Grandpa said that he had ended up, he didn’t know how
in the army as a cook, though he had no cooking experience.
He soon learned. So he taught me how to make a stew ‘forces style’
and how to cut carrots into the required regimented shapes.
And he told me about the most ordinary looking, wonderful tea pot.
This tea pot made the best cuppa a bloke could wish for
he said, and this pot was brown and heavy. He sighed. One day between ‘a’ and ‘b’ some nincompoop dropped it –
he said, so it broke into many pieces. Crunch. So many pieces
it could not be put back together again.
He built this up: how sad everyone was, how the troops
were so disappointed, that no brew would ever
be the same. The mess it made, all over the floor. No tea bags then he said. Do you know what we found?
A glint in his eye. What made that tea pot really special?
He waited a moment, at this point, teasing a little
before revealing the mystery of the perfect pick-me-up. Caught in the spout of the stout tea pot, he said lay a long-dead grasshopper, no longer green, but brown which had been a tea leaf strainer – for who knows how long?

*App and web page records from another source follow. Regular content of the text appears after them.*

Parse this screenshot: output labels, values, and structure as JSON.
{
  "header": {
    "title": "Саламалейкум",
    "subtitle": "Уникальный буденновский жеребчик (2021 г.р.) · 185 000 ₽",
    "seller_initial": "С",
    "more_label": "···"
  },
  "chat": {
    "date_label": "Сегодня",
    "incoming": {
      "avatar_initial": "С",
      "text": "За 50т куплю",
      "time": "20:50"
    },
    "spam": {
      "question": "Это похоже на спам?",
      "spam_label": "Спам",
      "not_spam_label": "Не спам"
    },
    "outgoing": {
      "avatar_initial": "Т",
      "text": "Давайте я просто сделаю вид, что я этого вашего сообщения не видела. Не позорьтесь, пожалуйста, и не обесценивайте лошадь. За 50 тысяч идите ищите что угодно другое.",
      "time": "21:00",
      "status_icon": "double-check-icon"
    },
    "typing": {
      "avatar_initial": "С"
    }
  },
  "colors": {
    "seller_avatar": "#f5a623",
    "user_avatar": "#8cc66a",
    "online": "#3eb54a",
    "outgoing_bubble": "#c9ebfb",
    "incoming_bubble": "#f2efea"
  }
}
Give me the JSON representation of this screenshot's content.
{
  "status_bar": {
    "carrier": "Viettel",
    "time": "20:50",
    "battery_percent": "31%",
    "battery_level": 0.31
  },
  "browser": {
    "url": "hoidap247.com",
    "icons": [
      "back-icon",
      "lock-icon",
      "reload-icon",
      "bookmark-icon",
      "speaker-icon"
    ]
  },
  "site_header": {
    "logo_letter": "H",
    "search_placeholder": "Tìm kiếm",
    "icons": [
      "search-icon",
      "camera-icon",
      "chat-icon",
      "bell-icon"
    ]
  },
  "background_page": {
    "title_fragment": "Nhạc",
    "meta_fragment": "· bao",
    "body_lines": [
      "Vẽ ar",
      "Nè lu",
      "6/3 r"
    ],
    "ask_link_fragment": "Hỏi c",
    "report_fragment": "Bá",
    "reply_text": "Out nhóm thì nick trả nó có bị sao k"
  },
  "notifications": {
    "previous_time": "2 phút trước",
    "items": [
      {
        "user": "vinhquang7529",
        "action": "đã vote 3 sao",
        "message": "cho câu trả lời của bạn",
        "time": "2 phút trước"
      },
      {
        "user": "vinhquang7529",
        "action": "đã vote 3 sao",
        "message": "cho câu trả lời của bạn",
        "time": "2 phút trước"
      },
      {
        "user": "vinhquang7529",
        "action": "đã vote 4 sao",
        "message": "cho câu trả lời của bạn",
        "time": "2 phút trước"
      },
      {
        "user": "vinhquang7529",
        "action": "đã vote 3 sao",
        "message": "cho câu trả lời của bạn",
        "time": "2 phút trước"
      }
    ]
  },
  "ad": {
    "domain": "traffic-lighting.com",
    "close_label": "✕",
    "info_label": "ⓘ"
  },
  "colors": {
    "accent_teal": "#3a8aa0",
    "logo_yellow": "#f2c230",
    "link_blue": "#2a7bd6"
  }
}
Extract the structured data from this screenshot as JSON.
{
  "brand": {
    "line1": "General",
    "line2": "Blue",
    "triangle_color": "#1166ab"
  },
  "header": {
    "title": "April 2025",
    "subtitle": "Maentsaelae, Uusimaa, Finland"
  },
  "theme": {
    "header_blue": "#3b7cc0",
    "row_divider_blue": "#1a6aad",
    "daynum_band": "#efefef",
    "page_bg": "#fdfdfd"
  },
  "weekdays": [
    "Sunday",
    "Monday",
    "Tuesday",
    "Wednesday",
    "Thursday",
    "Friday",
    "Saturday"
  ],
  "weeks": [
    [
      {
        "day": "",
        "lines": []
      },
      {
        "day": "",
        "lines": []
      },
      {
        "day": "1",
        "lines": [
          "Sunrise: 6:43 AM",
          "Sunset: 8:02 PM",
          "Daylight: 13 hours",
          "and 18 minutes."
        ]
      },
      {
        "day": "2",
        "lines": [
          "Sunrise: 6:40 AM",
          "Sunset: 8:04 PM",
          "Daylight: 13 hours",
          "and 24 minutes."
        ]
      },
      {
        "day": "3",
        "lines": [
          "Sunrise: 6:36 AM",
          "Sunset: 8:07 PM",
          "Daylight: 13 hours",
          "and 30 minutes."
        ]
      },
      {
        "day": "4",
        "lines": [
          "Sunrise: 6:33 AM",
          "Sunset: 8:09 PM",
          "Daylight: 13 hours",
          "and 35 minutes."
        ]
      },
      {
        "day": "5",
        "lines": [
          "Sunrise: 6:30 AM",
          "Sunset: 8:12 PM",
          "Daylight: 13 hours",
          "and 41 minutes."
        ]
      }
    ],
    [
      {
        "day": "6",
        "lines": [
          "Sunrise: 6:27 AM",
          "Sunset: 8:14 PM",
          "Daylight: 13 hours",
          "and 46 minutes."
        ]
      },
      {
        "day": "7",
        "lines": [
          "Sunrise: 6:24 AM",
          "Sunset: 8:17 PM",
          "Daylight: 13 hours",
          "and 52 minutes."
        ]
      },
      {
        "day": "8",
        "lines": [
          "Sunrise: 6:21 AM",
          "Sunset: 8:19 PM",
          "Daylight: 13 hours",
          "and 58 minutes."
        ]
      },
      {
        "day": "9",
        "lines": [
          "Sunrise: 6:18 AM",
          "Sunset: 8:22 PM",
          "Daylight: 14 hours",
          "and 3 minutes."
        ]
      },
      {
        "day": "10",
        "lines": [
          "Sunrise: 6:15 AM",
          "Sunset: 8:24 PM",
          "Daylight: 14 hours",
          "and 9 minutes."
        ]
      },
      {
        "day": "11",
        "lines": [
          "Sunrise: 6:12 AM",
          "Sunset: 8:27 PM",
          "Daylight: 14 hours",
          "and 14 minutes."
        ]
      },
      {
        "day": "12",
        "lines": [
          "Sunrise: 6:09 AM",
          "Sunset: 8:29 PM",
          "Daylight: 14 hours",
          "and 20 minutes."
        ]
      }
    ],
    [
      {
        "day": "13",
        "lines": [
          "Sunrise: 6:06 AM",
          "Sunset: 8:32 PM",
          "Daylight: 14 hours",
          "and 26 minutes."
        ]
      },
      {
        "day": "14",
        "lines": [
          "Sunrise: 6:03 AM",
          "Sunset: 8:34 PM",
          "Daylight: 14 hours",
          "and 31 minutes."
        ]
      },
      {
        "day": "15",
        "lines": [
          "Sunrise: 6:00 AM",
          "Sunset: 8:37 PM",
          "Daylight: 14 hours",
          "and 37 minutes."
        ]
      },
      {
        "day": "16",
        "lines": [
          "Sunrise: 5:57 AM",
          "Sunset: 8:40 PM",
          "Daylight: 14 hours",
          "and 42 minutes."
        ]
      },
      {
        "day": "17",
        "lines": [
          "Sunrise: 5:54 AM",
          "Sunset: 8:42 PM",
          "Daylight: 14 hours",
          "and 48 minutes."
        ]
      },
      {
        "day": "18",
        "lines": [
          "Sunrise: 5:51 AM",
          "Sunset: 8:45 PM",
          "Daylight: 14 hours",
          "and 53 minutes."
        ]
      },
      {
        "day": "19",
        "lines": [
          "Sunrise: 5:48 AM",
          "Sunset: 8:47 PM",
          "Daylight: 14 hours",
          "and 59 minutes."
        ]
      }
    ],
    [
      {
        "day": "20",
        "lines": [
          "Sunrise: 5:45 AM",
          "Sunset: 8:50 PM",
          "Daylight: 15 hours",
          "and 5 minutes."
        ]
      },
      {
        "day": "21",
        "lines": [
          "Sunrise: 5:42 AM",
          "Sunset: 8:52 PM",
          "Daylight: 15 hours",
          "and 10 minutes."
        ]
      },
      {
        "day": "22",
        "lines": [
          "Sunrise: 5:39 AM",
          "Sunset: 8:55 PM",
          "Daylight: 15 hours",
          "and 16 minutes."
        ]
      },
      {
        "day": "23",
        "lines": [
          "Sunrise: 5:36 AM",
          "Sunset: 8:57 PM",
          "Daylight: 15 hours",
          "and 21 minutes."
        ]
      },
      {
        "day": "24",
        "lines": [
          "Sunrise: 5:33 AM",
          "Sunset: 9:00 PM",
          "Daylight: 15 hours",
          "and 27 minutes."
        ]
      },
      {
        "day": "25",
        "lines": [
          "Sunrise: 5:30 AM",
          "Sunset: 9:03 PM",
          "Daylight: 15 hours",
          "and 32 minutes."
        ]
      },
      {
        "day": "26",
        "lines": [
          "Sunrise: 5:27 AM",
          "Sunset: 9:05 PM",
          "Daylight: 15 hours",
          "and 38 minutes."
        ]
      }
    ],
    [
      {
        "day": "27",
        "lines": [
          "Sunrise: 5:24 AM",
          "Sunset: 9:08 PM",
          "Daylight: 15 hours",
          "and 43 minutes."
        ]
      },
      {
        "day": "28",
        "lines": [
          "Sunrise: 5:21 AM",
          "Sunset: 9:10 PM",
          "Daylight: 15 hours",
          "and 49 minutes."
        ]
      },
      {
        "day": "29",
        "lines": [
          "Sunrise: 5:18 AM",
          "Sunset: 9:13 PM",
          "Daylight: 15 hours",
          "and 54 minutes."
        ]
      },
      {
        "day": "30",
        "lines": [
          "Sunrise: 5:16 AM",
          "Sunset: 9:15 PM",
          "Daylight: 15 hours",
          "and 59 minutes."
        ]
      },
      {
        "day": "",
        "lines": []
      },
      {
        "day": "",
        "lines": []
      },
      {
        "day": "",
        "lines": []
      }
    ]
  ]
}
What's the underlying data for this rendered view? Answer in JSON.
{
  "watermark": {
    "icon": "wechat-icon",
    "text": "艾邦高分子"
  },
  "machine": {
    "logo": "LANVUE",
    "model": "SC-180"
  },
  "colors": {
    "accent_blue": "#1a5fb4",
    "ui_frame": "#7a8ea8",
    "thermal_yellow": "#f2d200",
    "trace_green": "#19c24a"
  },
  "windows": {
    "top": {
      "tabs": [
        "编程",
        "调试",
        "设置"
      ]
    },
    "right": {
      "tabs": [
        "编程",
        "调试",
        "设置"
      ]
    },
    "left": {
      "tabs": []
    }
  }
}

Tea, he told me, has never ever tasted the same after that.